Suzaku launch

There I am, on my way! The launch photos are awesome. But you know what’s even cooler? You can watch the launch in a QuickTime video (about 1.8MB)! The video is really cool — you get to see what it looks like from the ground, the sky, and even a special view from the rocket. Yeah, they mounted a camera up here with me! I call it the “XRS-eye view.”

Goddard Suzaku Team

Part of the Suzaku team in Japan celebrating my successful launch. Some of the people I’ve talked about are in the picture. Juli is on the far right. Scott – remember he made the trip to Japan with me – is kneeling on the left.

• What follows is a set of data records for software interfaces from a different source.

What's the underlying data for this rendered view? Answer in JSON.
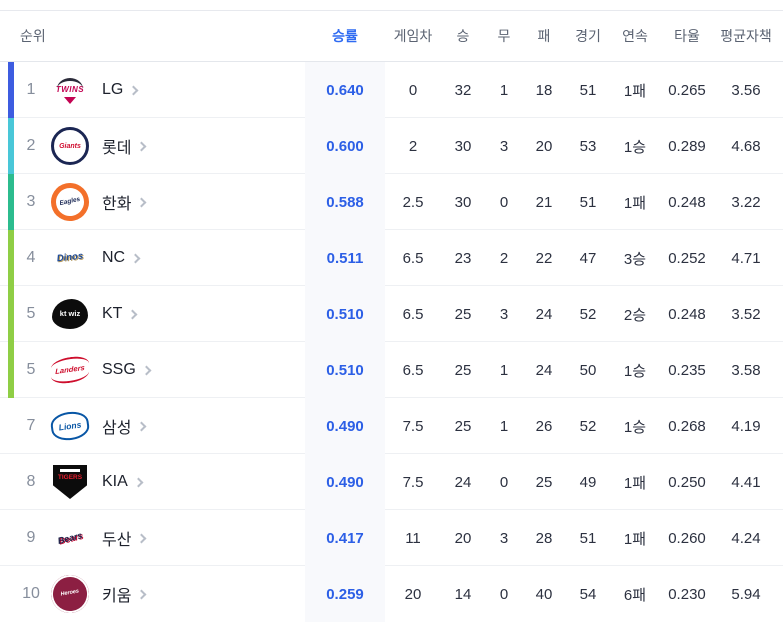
{
  "colors": {
    "accent_blue": "#2f6bf2",
    "value_blue": "#2c5fe6",
    "winrate_col_bg": "#f8f9fc",
    "header_text": "#5b6372",
    "rank_text": "#868e9c",
    "row_divider": "#eef0f3"
  },
  "table": {
    "headers": {
      "rank": "순위",
      "win_rate": "승률",
      "games_behind": "게임차",
      "wins": "승",
      "draws": "무",
      "losses": "패",
      "games": "경기",
      "streak": "연속",
      "batting_avg": "타율",
      "era": "평균자책"
    },
    "sorted_column": "win_rate",
    "rows": [
      {
        "rank": "1",
        "team": "LG",
        "bar_color": "#3d5ce0",
        "logo": {
          "name": "lg-twins-logo",
          "shape": "twins",
          "text": "TWINS",
          "fg": "#c30452",
          "bg": "",
          "border": "",
          "accent": "#c30452"
        },
        "win_rate": "0.640",
        "games_behind": "0",
        "wins": "32",
        "draws": "1",
        "losses": "18",
        "games": "51",
        "streak": "1패",
        "batting_avg": "0.265",
        "era": "3.56"
      },
      {
        "rank": "2",
        "team": "롯데",
        "bar_color": "#49c7d8",
        "logo": {
          "name": "lotte-giants-logo",
          "shape": "giants",
          "text": "Giants",
          "fg": "#d00f31",
          "bg": "#ffffff",
          "border": "#1b2653",
          "accent": "#1b2653"
        },
        "win_rate": "0.600",
        "games_behind": "2",
        "wins": "30",
        "draws": "3",
        "losses": "20",
        "games": "53",
        "streak": "1승",
        "batting_avg": "0.289",
        "era": "4.68"
      },
      {
        "rank": "3",
        "team": "한화",
        "bar_color": "#2cbc8e",
        "logo": {
          "name": "hanwha-eagles-logo",
          "shape": "eagles",
          "text": "Eagles",
          "fg": "#1c2a56",
          "bg": "#ffffff",
          "border": "#f3702a",
          "accent": "#f3702a"
        },
        "win_rate": "0.588",
        "games_behind": "2.5",
        "wins": "30",
        "draws": "0",
        "losses": "21",
        "games": "51",
        "streak": "1패",
        "batting_avg": "0.248",
        "era": "3.22"
      },
      {
        "rank": "4",
        "team": "NC",
        "bar_color": "#8fce45",
        "logo": {
          "name": "nc-dinos-logo",
          "shape": "dinos",
          "text": "Dinos",
          "fg": "#204d9b",
          "bg": "",
          "border": "",
          "accent": "#b5985a"
        },
        "win_rate": "0.511",
        "games_behind": "6.5",
        "wins": "23",
        "draws": "2",
        "losses": "22",
        "games": "47",
        "streak": "3승",
        "batting_avg": "0.252",
        "era": "4.71"
      },
      {
        "rank": "5",
        "team": "KT",
        "bar_color": "#8fce45",
        "logo": {
          "name": "kt-wiz-logo",
          "shape": "ktwiz",
          "text": "kt wiz",
          "fg": "#ffffff",
          "bg": "#0c0c0c",
          "border": "",
          "accent": "#e0202c"
        },
        "win_rate": "0.510",
        "games_behind": "6.5",
        "wins": "25",
        "draws": "3",
        "losses": "24",
        "games": "52",
        "streak": "2승",
        "batting_avg": "0.248",
        "era": "3.52"
      },
      {
        "rank": "5",
        "team": "SSG",
        "bar_color": "#8fce45",
        "logo": {
          "name": "ssg-landers-logo",
          "shape": "landers",
          "text": "Landers",
          "fg": "#ce0e2d",
          "bg": "",
          "border": "#ce0e2d",
          "accent": "#ce0e2d"
        },
        "win_rate": "0.510",
        "games_behind": "6.5",
        "wins": "25",
        "draws": "1",
        "losses": "24",
        "games": "50",
        "streak": "1승",
        "batting_avg": "0.235",
        "era": "3.58"
      },
      {
        "rank": "7",
        "team": "삼성",
        "bar_color": "",
        "logo": {
          "name": "samsung-lions-logo",
          "shape": "lions",
          "text": "Lions",
          "fg": "#0856a5",
          "bg": "",
          "border": "#0856a5",
          "accent": "#0856a5"
        },
        "win_rate": "0.490",
        "games_behind": "7.5",
        "wins": "25",
        "draws": "1",
        "losses": "26",
        "games": "52",
        "streak": "1승",
        "batting_avg": "0.268",
        "era": "4.19"
      },
      {
        "rank": "8",
        "team": "KIA",
        "bar_color": "",
        "logo": {
          "name": "kia-tigers-logo",
          "shape": "tigers",
          "text": "TIGERS",
          "fg": "#ea1c2d",
          "bg": "#0c0c0c",
          "border": "",
          "accent": "#ea1c2d"
        },
        "win_rate": "0.490",
        "games_behind": "7.5",
        "wins": "24",
        "draws": "0",
        "losses": "25",
        "games": "49",
        "streak": "1패",
        "batting_avg": "0.250",
        "era": "4.41"
      },
      {
        "rank": "9",
        "team": "두산",
        "bar_color": "",
        "logo": {
          "name": "doosan-bears-logo",
          "shape": "bears",
          "text": "Bears",
          "fg": "#1a2149",
          "bg": "",
          "border": "",
          "accent": "#c4113a"
        },
        "win_rate": "0.417",
        "games_behind": "11",
        "wins": "20",
        "draws": "3",
        "losses": "28",
        "games": "51",
        "streak": "1패",
        "batting_avg": "0.260",
        "era": "4.24"
      },
      {
        "rank": "10",
        "team": "키움",
        "bar_color": "",
        "logo": {
          "name": "kiwoom-heroes-logo",
          "shape": "heroes",
          "text": "Heroes",
          "fg": "#ffffff",
          "bg": "#8c1f42",
          "border": "#8c1f42",
          "accent": "#8c1f42"
        },
        "win_rate": "0.259",
        "games_behind": "20",
        "wins": "14",
        "draws": "0",
        "losses": "40",
        "games": "54",
        "streak": "6패",
        "batting_avg": "0.230",
        "era": "5.94"
      }
    ]
  }
}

Kevin is kneeling in the center. Rich Kelley, who is the scientist in charge of the whole project – my Dad, so to speak – is on the far left. And Caroline Kilborne – who was in charge of building me – is standing behind Kevin.

I can’t believe how fast everything happens during launch. When the countdown got to zero, the first stage of the rocket ignited and I was up, up, and away! That only lasted 75 seconds, until the second stage ignited and the first stage separated (you can see that in the video). A few minutes after that, the nose fairing opened up and I came out! I was on the ground and four minutes later I’m out in space, headed into orbit. Incredible.

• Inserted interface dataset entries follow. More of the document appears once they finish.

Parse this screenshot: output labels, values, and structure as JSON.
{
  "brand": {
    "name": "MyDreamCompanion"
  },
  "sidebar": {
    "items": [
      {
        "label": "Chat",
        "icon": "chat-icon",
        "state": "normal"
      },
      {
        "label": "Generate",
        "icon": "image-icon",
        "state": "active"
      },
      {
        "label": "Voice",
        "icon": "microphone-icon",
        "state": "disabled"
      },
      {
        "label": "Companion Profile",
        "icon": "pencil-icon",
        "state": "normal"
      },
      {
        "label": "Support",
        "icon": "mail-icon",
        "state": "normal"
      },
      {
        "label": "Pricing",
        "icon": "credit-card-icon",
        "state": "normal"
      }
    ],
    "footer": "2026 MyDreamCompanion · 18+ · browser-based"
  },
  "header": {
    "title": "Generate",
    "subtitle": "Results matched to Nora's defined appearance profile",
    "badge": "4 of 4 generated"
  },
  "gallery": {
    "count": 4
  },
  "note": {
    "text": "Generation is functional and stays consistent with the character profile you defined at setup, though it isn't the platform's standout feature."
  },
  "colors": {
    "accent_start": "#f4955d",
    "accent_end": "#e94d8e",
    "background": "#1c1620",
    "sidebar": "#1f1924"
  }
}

So everything is going great up here! So good, that some things have happened ahead of schedule! Right after launch I run on battery power, and they’re not supposed to deploy the solar panels for a couple days. But that happened during our second orbit.

A few hours after launch, I learned the new name for our mission. No longer are we Astro-E2 – now we are Suzaku! It’s named after an Asian god which has the form a bird. It is the guardian of the South and a symbol of renewal. It is also red, which is a color for celebration!

And boy has there been a lot of celebration! The team members at the launch were so excited to see me launch and make my first orbit… I hear that there was a lot of cheering and a big press conference. And back at Goddard, over 100 of my friends got together to watch the launch live (though a special webcast) and celebrate over there. Two parties, just for me! You can see a picture below of part of the team in Japan after launch — look at those grins!

It’ll be quiet for the next few days. Mostly the spacecraft people will work to perfect the orbit. And in about a week they’ll extend the “optical bench”. This will put the mirrors at the right distance from me so the x-rays will be focused perfectly. I won’t take my first observation for about another three weeks. Until then, I guess I’ll enjoy the view!